A Chicago native, Trace first began to make a name for himself in the early 1930s when he formed his own band and appeared at the World’s Fair. He was in his thirties by then and had already logged some time as a drummer who occasionally sang, but he soon became a regional favorite as a bandleader who specialized in lively, upbeat music.
For the next couple of decades, Trace’s band found a lot of success while mostly sticking around the Chicago area. Featuring vocalists like Toni Arden, Red Maddock, and Bob Vincent (and sometimes Trace himself), the outfit had many successful records that brought them a national audience, including “Brush Those Tears From Your Eyes” and “Wishin,’’ culminating with the chart-topper “You Call Everybody Darlin'” in 1948. The band also appeared regularly on radio and eventually starred on the very popular show, It Pays To Be Ignorant.

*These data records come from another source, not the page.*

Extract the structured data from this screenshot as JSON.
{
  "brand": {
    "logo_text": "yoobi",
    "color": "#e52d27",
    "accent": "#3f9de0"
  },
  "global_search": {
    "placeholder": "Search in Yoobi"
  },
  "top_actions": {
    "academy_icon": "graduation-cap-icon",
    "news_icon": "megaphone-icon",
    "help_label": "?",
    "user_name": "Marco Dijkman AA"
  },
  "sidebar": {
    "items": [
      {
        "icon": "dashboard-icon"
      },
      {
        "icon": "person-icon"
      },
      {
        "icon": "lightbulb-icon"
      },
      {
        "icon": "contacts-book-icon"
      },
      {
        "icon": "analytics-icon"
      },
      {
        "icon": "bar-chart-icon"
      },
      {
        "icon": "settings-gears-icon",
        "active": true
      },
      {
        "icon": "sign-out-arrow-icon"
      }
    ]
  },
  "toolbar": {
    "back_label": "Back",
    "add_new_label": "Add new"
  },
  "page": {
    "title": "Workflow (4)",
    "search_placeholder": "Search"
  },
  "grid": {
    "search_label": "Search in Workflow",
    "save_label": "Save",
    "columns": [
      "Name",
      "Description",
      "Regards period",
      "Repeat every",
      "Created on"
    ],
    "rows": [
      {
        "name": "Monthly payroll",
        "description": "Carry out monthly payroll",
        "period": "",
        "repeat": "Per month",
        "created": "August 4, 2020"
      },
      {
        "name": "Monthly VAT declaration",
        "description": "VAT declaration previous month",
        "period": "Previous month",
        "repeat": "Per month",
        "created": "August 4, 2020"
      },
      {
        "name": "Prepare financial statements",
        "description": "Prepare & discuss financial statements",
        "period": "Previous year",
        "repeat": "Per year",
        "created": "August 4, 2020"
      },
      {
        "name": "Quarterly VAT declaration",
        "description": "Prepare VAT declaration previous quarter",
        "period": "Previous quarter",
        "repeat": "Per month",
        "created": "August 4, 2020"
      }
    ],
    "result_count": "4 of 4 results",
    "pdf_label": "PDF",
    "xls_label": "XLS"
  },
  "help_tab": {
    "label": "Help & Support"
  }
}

Meanwhile Trace himself flourished as a songwriter, eventually publishing more than 300 songs, writing or co-writing some of them under pseudonyms like Clem Watts, the name he used on a silly song featured in a recent GMC piece about Eileen Barton. It was his songwriting skill that he would fall back on more and more after he retired from leading the band in the late 1950s, moving to California where he also worked in the managing side of the business. He continued part-time when he eventually retired to Arizona, where he died at age 92 in 1993.
Al Trace Orchestra – “Mairzy Doats”